    Wow, what a tough crowd! I actually like these patterns. No, not all of them, but quite a few. I do agree that some of us sew because we either do not like ready-made choices or we cannot find what we want in our size(s). However, when I look at patterns, any patterns, I tend to visualize myself in the piece of clothing featured. Taking into account my figure, its pluses and minuses, as well as fabric color and drape. Sure, some of these patterns are boxy, but visualizing, as I do, I can see these patterns on me in different color schemes and in various fabrics. There is no need to be so cruel when you have an actively creative mind.

    1 Reply
    • Nawalprofile_large

      Nov 2, 2012, 10.22 PMby nadewas

      Yeap! Visualizing. That’s the key. When I look at patterns I’ll always think how to work it and flatter it no matter how hopeless the pattern can be sometime. Cheers to a creative mind!

  • Missing

    Oct 31, 2012, 11.09 AMby suz123

    I agree with so many of these posts – I’m on the edge of plus size myself, and Burda constantly disappoints me by stopping some of my favorite patterns at size 42. I’m like 44/46. Yes, it’s possible to grade a pattern yourself, but I’m a beginner. Plus sizes are not all the same – some are just larger sizes and don’t need a different style of clothing, just a pattern for the regular clothes sized up. Burda is losing sales by segregating their patterns this way. There are plenty of people on the lower end of plus size who would never buy these styles, but will go to other manufacturers for regular patterns that come in sizes 12-18.

  • Missing

    Oct 31, 2012, 10.53 AMby mommyth

    Dumpy, frumpy and fugly.

  • Missing

    Oct 31, 2012, 04.21 AMby wenoel

    I often see patterns that would easily flatter larger sizes but they do NOT come in larger sizes. What’s up with that? I also feel many patterns made especially for plus sizes are not the least bit flattering. Why is that? I think you need a board of plus size consultants to give input on this issue.

  • Missing

    Oct 31, 2012, 04.19 AMby wenoel
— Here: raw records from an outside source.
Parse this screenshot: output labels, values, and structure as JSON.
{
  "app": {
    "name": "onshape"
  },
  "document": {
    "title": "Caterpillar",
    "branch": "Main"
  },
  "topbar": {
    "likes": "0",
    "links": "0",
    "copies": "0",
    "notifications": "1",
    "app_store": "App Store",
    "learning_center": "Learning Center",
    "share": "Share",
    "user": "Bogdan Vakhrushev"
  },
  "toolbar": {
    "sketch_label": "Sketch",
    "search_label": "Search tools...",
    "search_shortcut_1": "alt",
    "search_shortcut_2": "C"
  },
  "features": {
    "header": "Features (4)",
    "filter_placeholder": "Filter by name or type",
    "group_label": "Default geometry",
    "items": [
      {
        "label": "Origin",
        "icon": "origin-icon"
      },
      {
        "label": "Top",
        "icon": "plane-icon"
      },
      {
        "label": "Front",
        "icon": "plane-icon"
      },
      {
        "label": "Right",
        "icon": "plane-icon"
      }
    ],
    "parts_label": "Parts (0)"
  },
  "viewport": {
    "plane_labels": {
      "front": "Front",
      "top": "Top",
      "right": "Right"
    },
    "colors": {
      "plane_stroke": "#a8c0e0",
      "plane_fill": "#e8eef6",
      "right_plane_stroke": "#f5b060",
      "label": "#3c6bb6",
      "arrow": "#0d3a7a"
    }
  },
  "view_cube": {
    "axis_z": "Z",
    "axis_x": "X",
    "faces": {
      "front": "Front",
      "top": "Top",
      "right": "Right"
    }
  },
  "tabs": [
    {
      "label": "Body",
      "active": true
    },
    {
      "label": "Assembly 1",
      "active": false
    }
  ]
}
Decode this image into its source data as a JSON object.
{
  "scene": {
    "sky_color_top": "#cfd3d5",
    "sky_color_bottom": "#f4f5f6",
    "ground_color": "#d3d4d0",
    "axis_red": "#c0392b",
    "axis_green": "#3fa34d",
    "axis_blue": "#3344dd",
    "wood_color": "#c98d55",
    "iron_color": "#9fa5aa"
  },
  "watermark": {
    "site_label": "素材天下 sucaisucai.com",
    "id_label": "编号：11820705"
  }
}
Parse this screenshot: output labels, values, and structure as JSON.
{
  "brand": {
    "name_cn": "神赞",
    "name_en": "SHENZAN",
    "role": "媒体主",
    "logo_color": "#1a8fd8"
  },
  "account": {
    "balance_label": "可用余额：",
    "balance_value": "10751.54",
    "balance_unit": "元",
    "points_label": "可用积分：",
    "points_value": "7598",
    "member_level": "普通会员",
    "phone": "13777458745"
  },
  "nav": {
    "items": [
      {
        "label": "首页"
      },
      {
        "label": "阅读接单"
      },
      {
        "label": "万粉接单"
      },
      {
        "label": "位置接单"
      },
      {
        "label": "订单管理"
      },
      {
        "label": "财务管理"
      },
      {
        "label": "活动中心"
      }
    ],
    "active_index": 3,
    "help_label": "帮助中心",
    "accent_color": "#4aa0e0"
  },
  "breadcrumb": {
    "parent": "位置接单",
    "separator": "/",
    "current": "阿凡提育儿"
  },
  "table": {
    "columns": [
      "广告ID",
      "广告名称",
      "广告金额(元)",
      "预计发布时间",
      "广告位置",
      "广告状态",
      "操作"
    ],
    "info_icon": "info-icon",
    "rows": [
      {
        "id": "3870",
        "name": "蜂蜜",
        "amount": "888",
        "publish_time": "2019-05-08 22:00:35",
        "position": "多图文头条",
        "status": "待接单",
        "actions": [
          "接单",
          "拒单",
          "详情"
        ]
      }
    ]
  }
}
    The fabric choices are truly unfortunate. Ugly, drab, washed out colors. Thick, hard to handle and unflattering hand. The styles are a bit sad and old looking. The only one I like I thought immediately what I would alter to make it better so – sorry but this one did not work for me at all.

  • Missing

    Oct 31, 2012, 03.38 AMby arlenef

    I think you missed the mark this time. Different fabric choices might have helped, but the one thing that caught my attention almost imediately……they didn’t fit the model…..as pretty as she is.. there were bunches of extra fabric in most of the garments, yet there were two where the upper arm appeared to be too tight, It looks like this issue was just thrown together as if you didn’t care and with no thought to style. Even the background sets were less than stellar….

    • This is a question
  1. Sign in to add a post


  • Editors' Pick
  • Pattern Collections
  • BurdaStyle Academy
  • Burda Challenge
  • Backstage Report
  • Fashion & Trends
  • DIY to Try
  • Tips & Techniques
  • Member Highlights
  • Sewing Projects
  • Outta Town
  • Contests & Competitions
  • Archive
  • Guest Columns
  • Videos
  • Meg's Magazine Mash Up
  • As Seen In
  • Podcast
  • Holiday